**The problem:** Images should be omitted while the rest of the data is duplicated exactly.

**Material for the task:**
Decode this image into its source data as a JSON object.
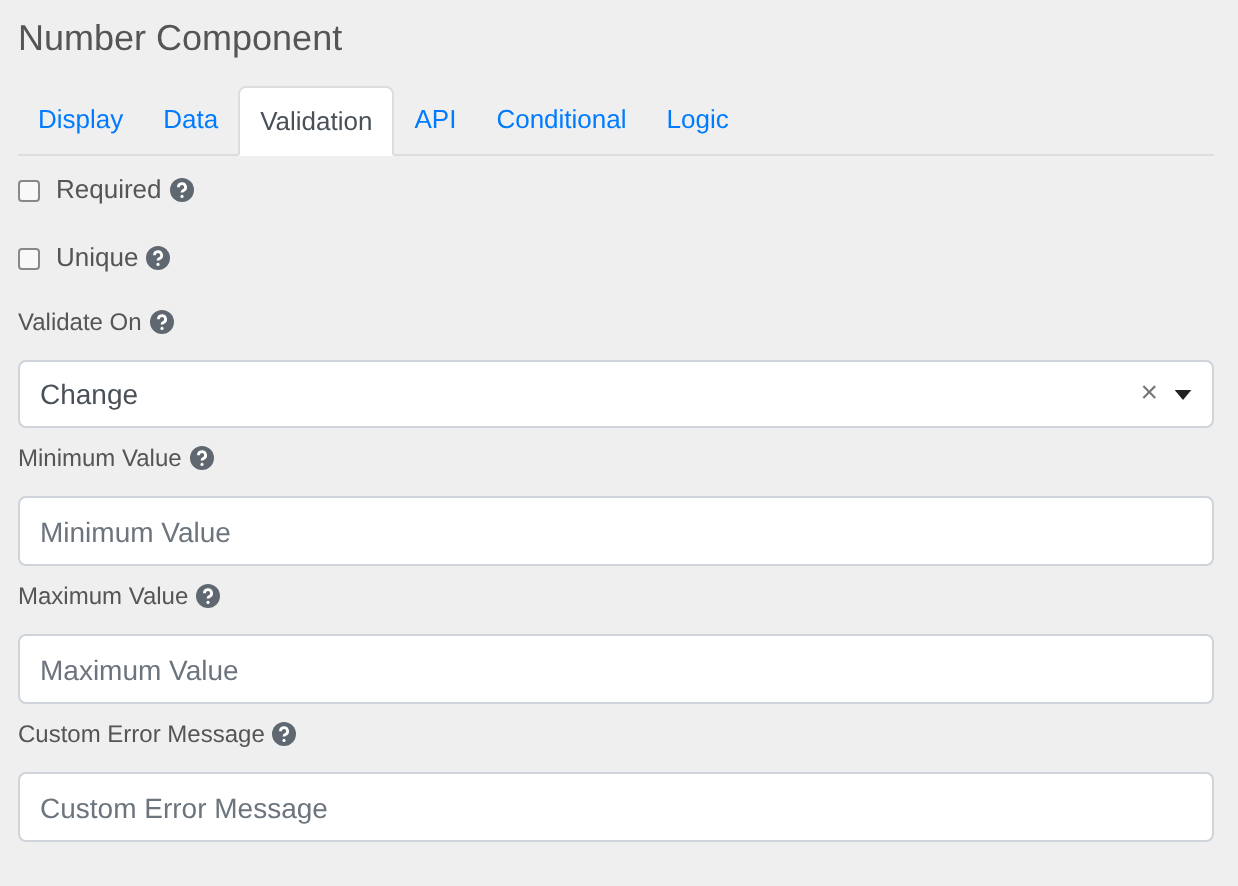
{
  "title": "Number Component",
  "tabs": [
    {
      "label": "Display",
      "selected": false
    },
    {
      "label": "Data",
      "selected": false
    },
    {
      "label": "Validation",
      "selected": true
    },
    {
      "label": "API",
      "selected": false
    },
    {
      "label": "Conditional",
      "selected": false
    },
    {
      "label": "Logic",
      "selected": false
    }
  ],
  "fields": [
    {
      "kind": "checkbox",
      "label": "Required",
      "checked": false
    },
    {
      "kind": "checkbox",
      "label": "Unique",
      "checked": false
    },
    {
      "kind": "select",
      "label": "Validate On",
      "value": "Change",
      "clear": "×"
    },
    {
      "kind": "input",
      "label": "Minimum Value",
      "placeholder": "Minimum Value"
    },
    {
      "kind": "input",
      "label": "Maximum Value",
      "placeholder": "Maximum Value"
    },
    {
      "kind": "input",
      "label": "Custom Error Message",
      "placeholder": "Custom Error Message"
    }
  ]
}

**Exercise result:**
Decode this image into its source data as a JSON object.
{
  "title": "Number Component",
  "tabs": [
    {
      "label": "Display",
      "selected": false
    },
    {
      "label": "Data",
      "selected": false
    },
    {
      "label": "Validation",
      "selected": true
    },
    {
      "label": "API",
      "selected": false
    },
    {
      "label": "Conditional",
      "selected": false
    },
    {
      "label": "Logic",
      "selected": false
    }
  ],
  "fields": [
    {
      "kind": "checkbox",
      "label": "Required",
      "checked": false
    },
    {
      "kind": "checkbox",
      "label": "Unique",
      "checked": false
    },
    {
      "kind": "select",
      "label": "Validate On",
      "value": "Change",
      "clear": "×"
    },
    {
      "kind": "input",
      "label": "Minimum Value",
      "placeholder": "Minimum Value"
    },
    {
      "kind": "input",
      "label": "Maximum Value",
      "placeholder": "Maximum Value"
    },
    {
      "kind": "input",
      "label": "Custom Error Message",
      "placeholder": "Custom Error Message"
    }
  ]
}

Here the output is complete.